* **RECORDS TO USE**:
▬▬▬▬▬▬▬▬▬▬
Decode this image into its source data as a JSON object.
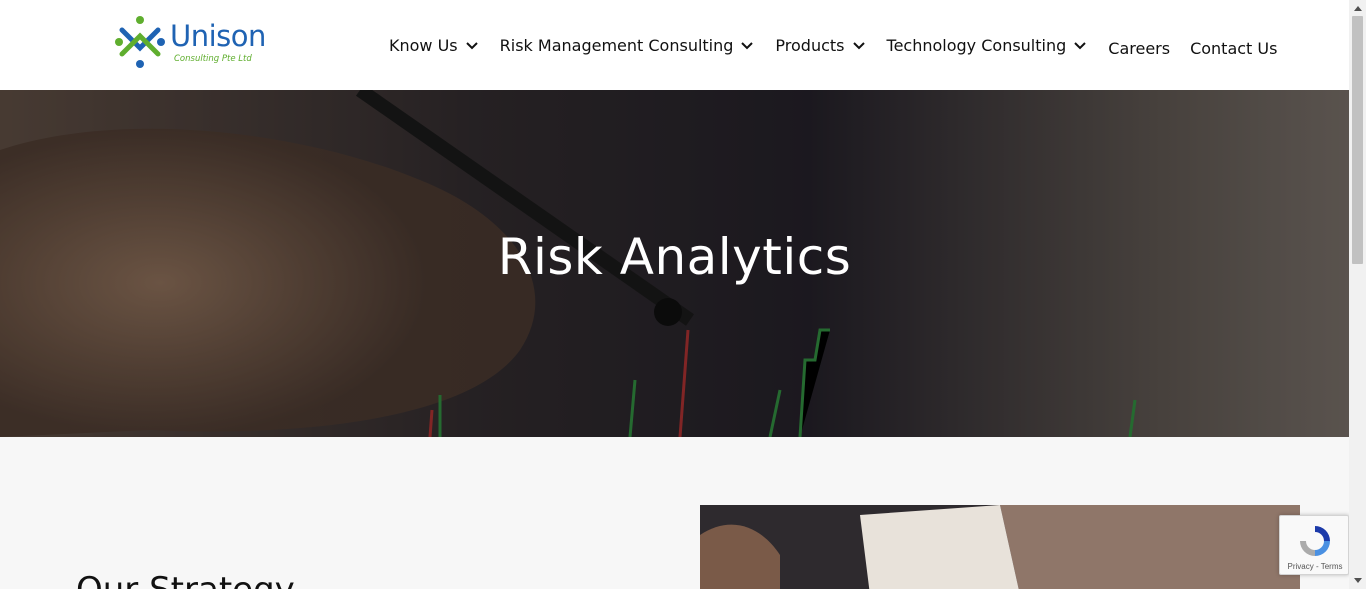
{
  "brand": {
    "name": "Unison",
    "tagline": "Consulting Pte Ltd"
  },
  "nav": {
    "items": [
      {
        "label": "Know Us",
        "has_dropdown": true
      },
      {
        "label": "Risk Management Consulting",
        "has_dropdown": true
      },
      {
        "label": "Products",
        "has_dropdown": true
      },
      {
        "label": "Technology Consulting",
        "has_dropdown": true
      },
      {
        "label": "Careers",
        "has_dropdown": false
      },
      {
        "label": "Contact Us",
        "has_dropdown": false
      }
    ]
  },
  "hero": {
    "title": "Risk Analytics"
  },
  "section": {
    "title": "Our Strategy"
  },
  "recaptcha": {
    "links": "Privacy - Terms"
  },
  "icons": {
    "dropdown": "chevron-down-icon",
    "recaptcha": "recaptcha-icon"
  },
  "colors": {
    "brand_blue": "#1f63b3",
    "brand_green": "#5fae2e"
  }
}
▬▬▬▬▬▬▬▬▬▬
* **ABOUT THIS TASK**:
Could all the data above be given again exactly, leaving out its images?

* **ANSWER SPACE**:
Decode this image into its source data as a JSON object.
{
  "brand": {
    "name": "Unison",
    "tagline": "Consulting Pte Ltd"
  },
  "nav": {
    "items": [
      {
        "label": "Know Us",
        "has_dropdown": true
      },
      {
        "label": "Risk Management Consulting",
        "has_dropdown": true
      },
      {
        "label": "Products",
        "has_dropdown": true
      },
      {
        "label": "Technology Consulting",
        "has_dropdown": true
      },
      {
        "label": "Careers",
        "has_dropdown": false
      },
      {
        "label": "Contact Us",
        "has_dropdown": false
      }
    ]
  },
  "hero": {
    "title": "Risk Analytics"
  },
  "section": {
    "title": "Our Strategy"
  },
  "recaptcha": {
    "links": "Privacy - Terms"
  },
  "icons": {
    "dropdown": "chevron-down-icon",
    "recaptcha": "recaptcha-icon"
  },
  "colors": {
    "brand_blue": "#1f63b3",
    "brand_green": "#5fae2e"
  }
}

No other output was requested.